Output the material exactly, keeping every line intact.
=== Begin Enclosure ===
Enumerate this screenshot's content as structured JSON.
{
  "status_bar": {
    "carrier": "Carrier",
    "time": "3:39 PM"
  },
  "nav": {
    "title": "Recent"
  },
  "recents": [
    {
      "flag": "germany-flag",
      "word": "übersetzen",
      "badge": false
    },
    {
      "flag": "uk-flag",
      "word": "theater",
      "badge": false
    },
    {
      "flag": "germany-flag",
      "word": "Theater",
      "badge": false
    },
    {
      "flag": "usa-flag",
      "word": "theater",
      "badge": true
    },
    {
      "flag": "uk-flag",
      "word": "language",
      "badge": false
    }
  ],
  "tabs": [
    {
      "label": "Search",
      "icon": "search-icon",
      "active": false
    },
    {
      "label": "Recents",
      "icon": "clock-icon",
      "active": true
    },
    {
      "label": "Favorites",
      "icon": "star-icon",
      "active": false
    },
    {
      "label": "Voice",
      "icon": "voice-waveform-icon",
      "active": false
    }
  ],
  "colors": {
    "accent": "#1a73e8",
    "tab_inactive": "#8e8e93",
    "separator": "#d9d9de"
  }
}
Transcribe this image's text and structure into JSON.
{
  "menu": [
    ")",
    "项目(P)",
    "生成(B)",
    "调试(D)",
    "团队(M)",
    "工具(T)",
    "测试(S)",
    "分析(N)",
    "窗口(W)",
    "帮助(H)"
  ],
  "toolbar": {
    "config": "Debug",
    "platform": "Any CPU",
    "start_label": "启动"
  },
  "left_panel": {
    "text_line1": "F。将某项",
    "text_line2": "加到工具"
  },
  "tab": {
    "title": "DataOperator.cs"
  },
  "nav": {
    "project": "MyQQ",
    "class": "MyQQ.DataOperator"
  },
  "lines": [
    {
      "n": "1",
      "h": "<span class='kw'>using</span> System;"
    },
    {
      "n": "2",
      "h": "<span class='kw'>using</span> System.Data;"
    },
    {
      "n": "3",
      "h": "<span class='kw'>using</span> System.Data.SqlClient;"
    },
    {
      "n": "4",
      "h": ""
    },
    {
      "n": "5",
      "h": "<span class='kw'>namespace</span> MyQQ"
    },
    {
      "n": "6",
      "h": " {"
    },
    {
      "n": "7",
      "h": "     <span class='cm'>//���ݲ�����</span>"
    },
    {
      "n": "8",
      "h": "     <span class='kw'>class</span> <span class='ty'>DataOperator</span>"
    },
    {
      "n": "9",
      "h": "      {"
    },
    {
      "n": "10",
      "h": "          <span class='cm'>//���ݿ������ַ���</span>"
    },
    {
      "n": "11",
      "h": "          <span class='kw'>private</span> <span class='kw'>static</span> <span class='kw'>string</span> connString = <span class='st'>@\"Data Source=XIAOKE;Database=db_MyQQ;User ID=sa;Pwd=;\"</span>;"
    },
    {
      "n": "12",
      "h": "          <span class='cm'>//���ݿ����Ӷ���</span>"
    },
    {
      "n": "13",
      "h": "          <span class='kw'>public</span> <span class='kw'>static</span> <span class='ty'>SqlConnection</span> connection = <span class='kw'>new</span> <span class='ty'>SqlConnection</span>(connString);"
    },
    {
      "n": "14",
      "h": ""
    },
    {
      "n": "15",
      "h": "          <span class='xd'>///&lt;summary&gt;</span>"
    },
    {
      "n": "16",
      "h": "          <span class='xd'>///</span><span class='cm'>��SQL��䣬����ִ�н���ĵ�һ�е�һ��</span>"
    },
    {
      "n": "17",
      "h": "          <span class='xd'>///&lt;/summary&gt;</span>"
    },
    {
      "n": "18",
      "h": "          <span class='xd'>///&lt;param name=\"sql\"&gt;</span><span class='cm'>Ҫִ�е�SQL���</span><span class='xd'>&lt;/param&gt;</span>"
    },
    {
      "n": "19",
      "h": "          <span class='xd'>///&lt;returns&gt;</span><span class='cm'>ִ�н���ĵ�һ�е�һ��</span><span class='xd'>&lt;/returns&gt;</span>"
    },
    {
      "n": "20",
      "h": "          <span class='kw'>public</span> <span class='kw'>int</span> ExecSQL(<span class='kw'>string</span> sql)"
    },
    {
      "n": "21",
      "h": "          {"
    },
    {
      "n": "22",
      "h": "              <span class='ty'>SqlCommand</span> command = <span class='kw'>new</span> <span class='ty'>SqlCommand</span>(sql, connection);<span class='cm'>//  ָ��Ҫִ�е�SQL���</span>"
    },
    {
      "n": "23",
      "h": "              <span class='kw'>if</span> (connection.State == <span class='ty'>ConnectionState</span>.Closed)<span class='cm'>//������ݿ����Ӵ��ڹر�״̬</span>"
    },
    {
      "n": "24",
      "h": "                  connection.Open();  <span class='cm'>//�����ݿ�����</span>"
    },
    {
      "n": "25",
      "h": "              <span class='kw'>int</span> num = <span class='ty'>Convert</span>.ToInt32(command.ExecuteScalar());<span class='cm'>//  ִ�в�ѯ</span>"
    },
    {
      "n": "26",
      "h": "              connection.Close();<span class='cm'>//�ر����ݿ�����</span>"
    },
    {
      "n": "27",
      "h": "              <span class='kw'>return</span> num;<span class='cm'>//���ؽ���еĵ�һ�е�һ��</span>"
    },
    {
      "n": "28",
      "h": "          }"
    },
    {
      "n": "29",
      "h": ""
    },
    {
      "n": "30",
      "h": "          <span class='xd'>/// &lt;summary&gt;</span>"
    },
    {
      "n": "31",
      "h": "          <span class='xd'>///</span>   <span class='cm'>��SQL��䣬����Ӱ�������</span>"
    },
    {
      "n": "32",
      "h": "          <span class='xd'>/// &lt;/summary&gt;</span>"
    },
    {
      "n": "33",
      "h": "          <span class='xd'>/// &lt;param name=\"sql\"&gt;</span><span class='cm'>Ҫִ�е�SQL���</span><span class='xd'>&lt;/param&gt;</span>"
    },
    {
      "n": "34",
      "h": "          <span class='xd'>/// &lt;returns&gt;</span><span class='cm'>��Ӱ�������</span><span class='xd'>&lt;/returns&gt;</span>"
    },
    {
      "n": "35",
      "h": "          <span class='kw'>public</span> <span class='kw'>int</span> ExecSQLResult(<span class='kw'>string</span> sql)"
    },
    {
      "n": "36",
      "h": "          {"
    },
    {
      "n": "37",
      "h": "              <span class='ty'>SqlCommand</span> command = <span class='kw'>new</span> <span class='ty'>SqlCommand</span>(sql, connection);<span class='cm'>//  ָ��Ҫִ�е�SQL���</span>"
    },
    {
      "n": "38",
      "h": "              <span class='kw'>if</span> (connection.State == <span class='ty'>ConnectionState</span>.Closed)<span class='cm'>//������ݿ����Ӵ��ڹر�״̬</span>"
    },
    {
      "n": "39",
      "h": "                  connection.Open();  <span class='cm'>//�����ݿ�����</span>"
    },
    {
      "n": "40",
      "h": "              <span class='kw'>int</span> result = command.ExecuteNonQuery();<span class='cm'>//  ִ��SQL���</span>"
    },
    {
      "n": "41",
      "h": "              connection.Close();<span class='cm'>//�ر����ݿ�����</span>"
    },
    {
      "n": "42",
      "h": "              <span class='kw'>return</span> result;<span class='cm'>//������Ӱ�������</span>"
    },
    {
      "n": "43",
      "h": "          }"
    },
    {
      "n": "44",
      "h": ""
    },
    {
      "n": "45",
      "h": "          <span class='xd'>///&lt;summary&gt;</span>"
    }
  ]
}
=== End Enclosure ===
§ Solution for this problem
Enumerate this screenshot's content as structured JSON.
{
  "status_bar": {
    "carrier": "Carrier",
    "time": "3:39 PM"
  },
  "nav": {
    "title": "Recent"
  },
  "recents": [
    {
      "flag": "germany-flag",
      "word": "übersetzen",
      "badge": false
    },
    {
      "flag": "uk-flag",
      "word": "theater",
      "badge": false
    },
    {
      "flag": "germany-flag",
      "word": "Theater",
      "badge": false
    },
    {
      "flag": "usa-flag",
      "word": "theater",
      "badge": true
    },
    {
      "flag": "uk-flag",
      "word": "language",
      "badge": false
    }
  ],
  "tabs": [
    {
      "label": "Search",
      "icon": "search-icon",
      "active": false
    },
    {
      "label": "Recents",
      "icon": "clock-icon",
      "active": true
    },
    {
      "label": "Favorites",
      "icon": "star-icon",
      "active": false
    },
    {
      "label": "Voice",
      "icon": "voice-waveform-icon",
      "active": false
    }
  ],
  "colors": {
    "accent": "#1a73e8",
    "tab_inactive": "#8e8e93",
    "separator": "#d9d9de"
  }
}
Transcribe this image's text and structure into JSON.
{
  "menu": [
    ")",
    "项目(P)",
    "生成(B)",
    "调试(D)",
    "团队(M)",
    "工具(T)",
    "测试(S)",
    "分析(N)",
    "窗口(W)",
    "帮助(H)"
  ],
  "toolbar": {
    "config": "Debug",
    "platform": "Any CPU",
    "start_label": "启动"
  },
  "left_panel": {
    "text_line1": "F。将某项",
    "text_line2": "加到工具"
  },
  "tab": {
    "title": "DataOperator.cs"
  },
  "nav": {
    "project": "MyQQ",
    "class": "MyQQ.DataOperator"
  },
  "lines": [
    {
      "n": "1",
      "h": "<span class='kw'>using</span> System;"
    },
    {
      "n": "2",
      "h": "<span class='kw'>using</span> System.Data;"
    },
    {
      "n": "3",
      "h": "<span class='kw'>using</span> System.Data.SqlClient;"
    },
    {
      "n": "4",
      "h": ""
    },
    {
      "n": "5",
      "h": "<span class='kw'>namespace</span> MyQQ"
    },
    {
      "n": "6",
      "h": " {"
    },
    {
      "n": "7",
      "h": "     <span class='cm'>//���ݲ�����</span>"
    },
    {
      "n": "8",
      "h": "     <span class='kw'>class</span> <span class='ty'>DataOperator</span>"
    },
    {
      "n": "9",
      "h": "      {"
    },
    {
      "n": "10",
      "h": "          <span class='cm'>//���ݿ������ַ���</span>"
    },
    {
      "n": "11",
      "h": "          <span class='kw'>private</span> <span class='kw'>static</span> <span class='kw'>string</span> connString = <span class='st'>@\"Data Source=XIAOKE;Database=db_MyQQ;User ID=sa;Pwd=;\"</span>;"
    },
    {
      "n": "12",
      "h": "          <span class='cm'>//���ݿ����Ӷ���</span>"
    },
    {
      "n": "13",
      "h": "          <span class='kw'>public</span> <span class='kw'>static</span> <span class='ty'>SqlConnection</span> connection = <span class='kw'>new</span> <span class='ty'>SqlConnection</span>(connString);"
    },
    {
      "n": "14",
      "h": ""
    },
    {
      "n": "15",
      "h": "          <span class='xd'>///&lt;summary&gt;</span>"
    },
    {
      "n": "16",
      "h": "          <span class='xd'>///</span><span class='cm'>��SQL��䣬����ִ�н���ĵ�һ�е�һ��</span>"
    },
    {
      "n": "17",
      "h": "          <span class='xd'>///&lt;/summary&gt;</span>"
    },
    {
      "n": "18",
      "h": "          <span class='xd'>///&lt;param name=\"sql\"&gt;</span><span class='cm'>Ҫִ�е�SQL���</span><span class='xd'>&lt;/param&gt;</span>"
    },
    {
      "n": "19",
      "h": "          <span class='xd'>///&lt;returns&gt;</span><span class='cm'>ִ�н���ĵ�һ�е�һ��</span><span class='xd'>&lt;/returns&gt;</span>"
    },
    {
      "n": "20",
      "h": "          <span class='kw'>public</span> <span class='kw'>int</span> ExecSQL(<span class='kw'>string</span> sql)"
    },
    {
      "n": "21",
      "h": "          {"
    },
    {
      "n": "22",
      "h": "              <span class='ty'>SqlCommand</span> command = <span class='kw'>new</span> <span class='ty'>SqlCommand</span>(sql, connection);<span class='cm'>//  ָ��Ҫִ�е�SQL���</span>"
    },
    {
      "n": "23",
      "h": "              <span class='kw'>if</span> (connection.State == <span class='ty'>ConnectionState</span>.Closed)<span class='cm'>//������ݿ����Ӵ��ڹر�״̬</span>"
    },
    {
      "n": "24",
      "h": "                  connection.Open();  <span class='cm'>//�����ݿ�����</span>"
    },
    {
      "n": "25",
      "h": "              <span class='kw'>int</span> num = <span class='ty'>Convert</span>.ToInt32(command.ExecuteScalar());<span class='cm'>//  ִ�в�ѯ</span>"
    },
    {
      "n": "26",
      "h": "              connection.Close();<span class='cm'>//�ر����ݿ�����</span>"
    },
    {
      "n": "27",
      "h": "              <span class='kw'>return</span> num;<span class='cm'>//���ؽ���еĵ�һ�е�һ��</span>"
    },
    {
      "n": "28",
      "h": "          }"
    },
    {
      "n": "29",
      "h": ""
    },
    {
      "n": "30",
      "h": "          <span class='xd'>/// &lt;summary&gt;</span>"
    },
    {
      "n": "31",
      "h": "          <span class='xd'>///</span>   <span class='cm'>��SQL��䣬����Ӱ�������</span>"
    },
    {
      "n": "32",
      "h": "          <span class='xd'>/// &lt;/summary&gt;</span>"
    },
    {
      "n": "33",
      "h": "          <span class='xd'>/// &lt;param name=\"sql\"&gt;</span><span class='cm'>Ҫִ�е�SQL���</span><span class='xd'>&lt;/param&gt;</span>"
    },
    {
      "n": "34",
      "h": "          <span class='xd'>/// &lt;returns&gt;</span><span class='cm'>��Ӱ�������</span><span class='xd'>&lt;/returns&gt;</span>"
    },
    {
      "n": "35",
      "h": "          <span class='kw'>public</span> <span class='kw'>int</span> ExecSQLResult(<span class='kw'>string</span> sql)"
    },
    {
      "n": "36",
      "h": "          {"
    },
    {
      "n": "37",
      "h": "              <span class='ty'>SqlCommand</span> command = <span class='kw'>new</span> <span class='ty'>SqlCommand</span>(sql, connection);<span class='cm'>//  ָ��Ҫִ�е�SQL���</span>"
    },
    {
      "n": "38",
      "h": "              <span class='kw'>if</span> (connection.State == <span class='ty'>ConnectionState</span>.Closed)<span class='cm'>//������ݿ����Ӵ��ڹر�״̬</span>"
    },
    {
      "n": "39",
      "h": "                  connection.Open();  <span class='cm'>//�����ݿ�����</span>"
    },
    {
      "n": "40",
      "h": "              <span class='kw'>int</span> result = command.ExecuteNonQuery();<span class='cm'>//  ִ��SQL���</span>"
    },
    {
      "n": "41",
      "h": "              connection.Close();<span class='cm'>//�ر����ݿ�����</span>"
    },
    {
      "n": "42",
      "h": "              <span class='kw'>return</span> result;<span class='cm'>//������Ӱ�������</span>"
    },
    {
      "n": "43",
      "h": "          }"
    },
    {
      "n": "44",
      "h": ""
    },
    {
      "n": "45",
      "h": "          <span class='xd'>///&lt;summary&gt;</span>"
    }
  ]
}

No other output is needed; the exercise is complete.